Anatomy of a beef tongue

This cow’s tongue seems incredibly long. Unfortunately, she did not tell us why she is letting it hang out. (Photo: Mathias Gerber)

A cow’s tongue is long, up to 30 centimetres! No wonder it is easy for a cow to even clean its nose with its tongue. But the rough tongue is also used in other ways for body and coat care. The suckler cow licks her newborn calf to stimulate its circulation. Cows and cattle lick each other for grooming and at the same time as an expression of friendship.

A cow licks her calf with her tongue in places where the calf’s own tongue can’t reach. A labour of love. (Photo: provided) 

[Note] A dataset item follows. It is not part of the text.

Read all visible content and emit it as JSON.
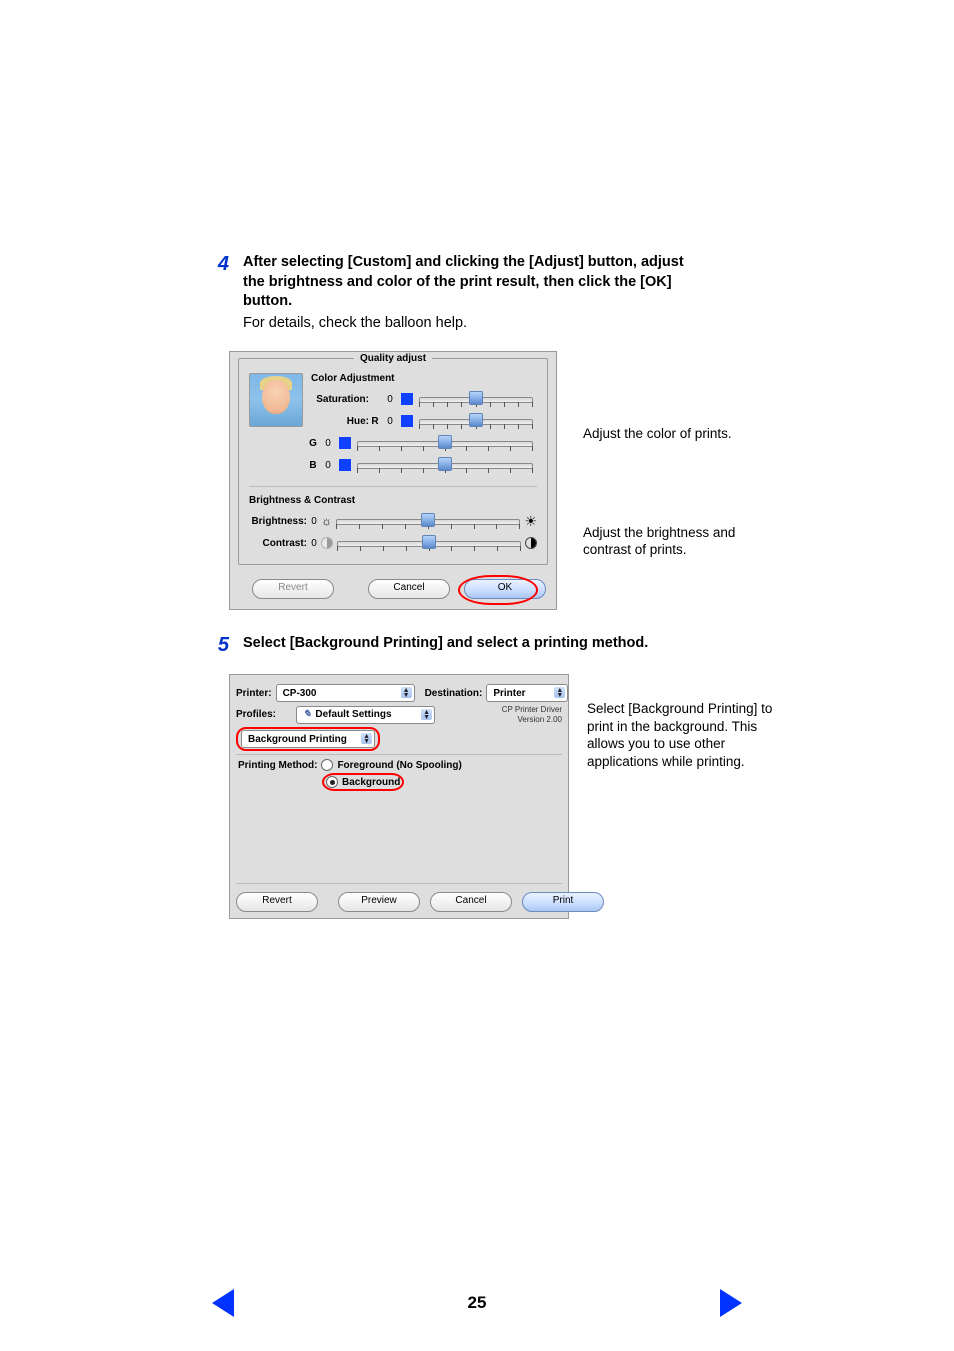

The tongue is a strong, extremely mobile muscle covered with a mucous membrane and equipped with numerous sensory organs. Animals use it to feel or to tear off tufts of grass. They wrap their rough tongue around a tuft of grass then tear it off with a sweep of their head. Like us, cattle also taste with their tongues. And of course the organ plays a role in mooing, just as it is extremely important for us to speak.

Cows don’t need a handkerchief – their long tongue does the trick! (Photo: provided)
Cows don’t need a handkerchief – their long tongue does the trick! (Photo: provided)

The lean muscle meat of the tongue without mucous membrane, salivary glands and epiglottis is used as food. A whole beef tongue weighs up to 1.5 kilograms. In Central Europe, tongue is rarely served as a whole, but is mostly processed into sausages. In the past, it was considered a delicacy. If you want to try your hand at tongue in the spirit of the "from nose to tail "1 movement, you usually have to order it in advance from the farm shop or the butcher. A recipe for preparing it can be found here or also in the Tiptopf.

Sources: www.die-fruchtbare-kuh.ch , www.hoio.ch 

1 “from nose to tail” refers to a movement that once again emphasises cooking the whole animal and not just using selected prime cuts. In the past, this went without saying.